My last horse was that mare’s first foal, a thoroughbred-Arabian cross. Chestnut with white markings, he was a striking animal. I named him High Card for the ace-like splotch of red in his wide blaze, Card for short. He’d inherited his dam’s intelligence and willing nature. He was also mischievous and liked to retrieve things from the pasture, usually large sticks. If his water bucket neared empty, he’d bang it against the fence until it was filled. Once, when my husband was instilling an electric fence, Card took off with a bag of insulators, shaking his head and scattering them across the paddock as he merrily cantered off. I think he laughed to watch Ron pick up all the insulators. Ron was definitely not amused, especially the second time it happened. I confess I was. Chuckling, I stuck a small whip in Ron’s back pocket and that ended the escapade. That horse loved getting attention and knew just how to do it. He often rested his head on my shoulder and gently nuzzled my cheek. He was my grown-up Tippy.

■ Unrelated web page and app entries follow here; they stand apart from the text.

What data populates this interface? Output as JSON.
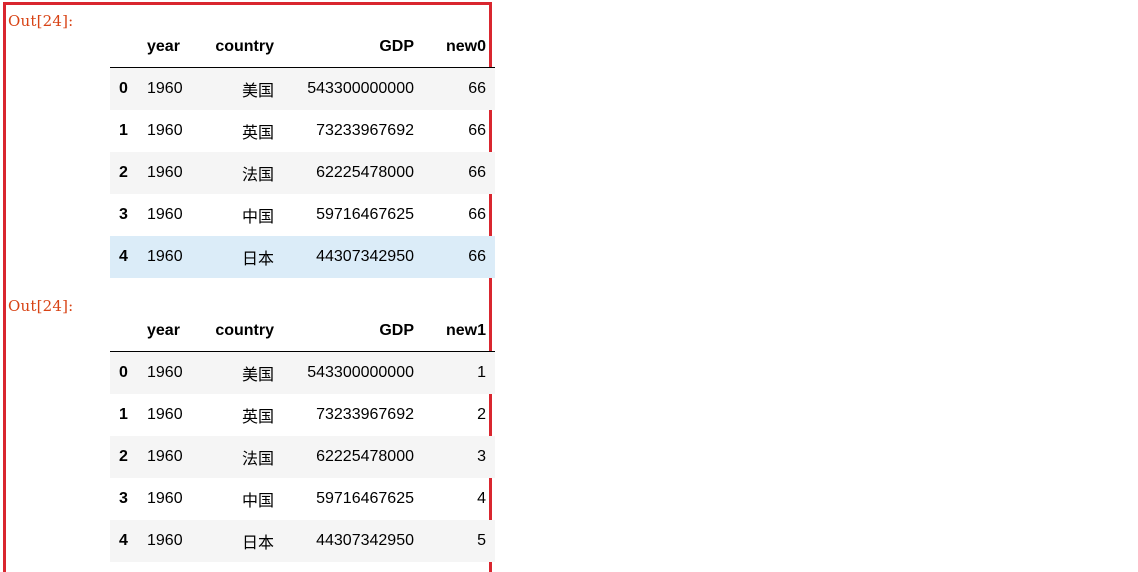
{
  "outputs": [
    {
      "prompt": "Out[24]:",
      "columns": [
        "year",
        "country",
        "GDP",
        "new0"
      ],
      "rows": [
        {
          "index": "0",
          "year": "1960",
          "country": "美国",
          "gdp": "543300000000",
          "new": "66"
        },
        {
          "index": "1",
          "year": "1960",
          "country": "英国",
          "gdp": "73233967692",
          "new": "66"
        },
        {
          "index": "2",
          "year": "1960",
          "country": "法国",
          "gdp": "62225478000",
          "new": "66"
        },
        {
          "index": "3",
          "year": "1960",
          "country": "中国",
          "gdp": "59716467625",
          "new": "66"
        },
        {
          "index": "4",
          "year": "1960",
          "country": "日本",
          "gdp": "44307342950",
          "new": "66"
        }
      ]
    },
    {
      "prompt": "Out[24]:",
      "columns": [
        "year",
        "country",
        "GDP",
        "new1"
      ],
      "rows": [
        {
          "index": "0",
          "year": "1960",
          "country": "美国",
          "gdp": "543300000000",
          "new": "1"
        },
        {
          "index": "1",
          "year": "1960",
          "country": "英国",
          "gdp": "73233967692",
          "new": "2"
        },
        {
          "index": "2",
          "year": "1960",
          "country": "法国",
          "gdp": "62225478000",
          "new": "3"
        },
        {
          "index": "3",
          "year": "1960",
          "country": "中国",
          "gdp": "59716467625",
          "new": "4"
        },
        {
          "index": "4",
          "year": "1960",
          "country": "日本",
          "gdp": "44307342950",
          "new": "5"
        }
      ]
    }
  ],
  "colors": {
    "highlight_border": "#d9262f",
    "prompt_text": "#d84315",
    "striped_row": "#f5f5f5",
    "hovered_row": "#dbecf8"
  }
}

I had him so well trained that a small shift in the saddle, even the minutest pressure of my leg, would send him into graceful dressage movements—side passes, slow, collected trots, and three-beat lead changes. His willingness to move on demand left me in awe—and delight. We were partners. Sadly, life changes necessitated that I sell him. It was a hard, low day when we parted. I yet remember the pleasure of sitting atop a fifteen-hundred-pound animal, the raw power of his back muscles beneath me.
I miss my equine days, recalling them with fondness and a bit of longing. They are memories to treasure. And I do.
A pastel painting of "Card" and a neighbor girl.
As a yearling...
Taken shortly before we parted...